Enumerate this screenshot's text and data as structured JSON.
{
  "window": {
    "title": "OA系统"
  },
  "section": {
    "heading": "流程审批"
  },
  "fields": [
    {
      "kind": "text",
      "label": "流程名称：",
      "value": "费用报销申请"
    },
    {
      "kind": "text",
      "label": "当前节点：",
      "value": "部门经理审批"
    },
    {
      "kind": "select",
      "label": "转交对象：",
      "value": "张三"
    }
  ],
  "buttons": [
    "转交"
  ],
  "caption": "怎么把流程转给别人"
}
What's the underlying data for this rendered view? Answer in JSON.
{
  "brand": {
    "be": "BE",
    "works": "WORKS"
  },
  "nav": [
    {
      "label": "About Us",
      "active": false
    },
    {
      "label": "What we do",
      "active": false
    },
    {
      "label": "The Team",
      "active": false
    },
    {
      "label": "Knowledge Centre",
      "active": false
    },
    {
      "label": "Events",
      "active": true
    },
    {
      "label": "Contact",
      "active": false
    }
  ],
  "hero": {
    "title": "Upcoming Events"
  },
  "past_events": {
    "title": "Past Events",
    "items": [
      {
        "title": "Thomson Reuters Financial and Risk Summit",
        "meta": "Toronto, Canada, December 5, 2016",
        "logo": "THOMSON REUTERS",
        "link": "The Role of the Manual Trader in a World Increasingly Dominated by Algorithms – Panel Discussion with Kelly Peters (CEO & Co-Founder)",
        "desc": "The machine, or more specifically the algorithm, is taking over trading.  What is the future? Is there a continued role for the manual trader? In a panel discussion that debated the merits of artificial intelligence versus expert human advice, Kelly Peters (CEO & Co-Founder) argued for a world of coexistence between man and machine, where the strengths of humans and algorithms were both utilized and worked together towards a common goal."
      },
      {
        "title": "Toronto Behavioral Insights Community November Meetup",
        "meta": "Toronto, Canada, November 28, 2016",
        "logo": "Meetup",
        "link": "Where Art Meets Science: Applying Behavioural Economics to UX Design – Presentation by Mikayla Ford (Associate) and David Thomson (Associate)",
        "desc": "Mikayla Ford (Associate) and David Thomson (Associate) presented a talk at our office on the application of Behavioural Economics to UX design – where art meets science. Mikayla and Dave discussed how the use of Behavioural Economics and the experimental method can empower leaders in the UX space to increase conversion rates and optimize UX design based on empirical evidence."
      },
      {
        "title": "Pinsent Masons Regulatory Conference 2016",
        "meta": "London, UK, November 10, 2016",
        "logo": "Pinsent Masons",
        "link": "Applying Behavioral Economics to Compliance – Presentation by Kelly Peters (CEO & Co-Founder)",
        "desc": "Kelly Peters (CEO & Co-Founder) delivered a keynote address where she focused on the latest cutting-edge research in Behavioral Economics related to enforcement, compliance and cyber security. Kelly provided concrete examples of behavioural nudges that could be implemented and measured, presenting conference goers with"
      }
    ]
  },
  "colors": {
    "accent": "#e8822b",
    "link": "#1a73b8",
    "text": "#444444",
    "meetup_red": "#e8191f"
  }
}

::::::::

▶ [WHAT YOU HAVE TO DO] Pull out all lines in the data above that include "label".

▶ [EXPECTED OUTPUT]
      "label": "流程名称：",
      "label": "当前节点：",
      "label": "转交对象：",
      "label": "About Us",
      "label": "What we do",
      "label": "The Team",
      "label": "Knowledge Centre",
      "label": "Events",
      "label": "Contact",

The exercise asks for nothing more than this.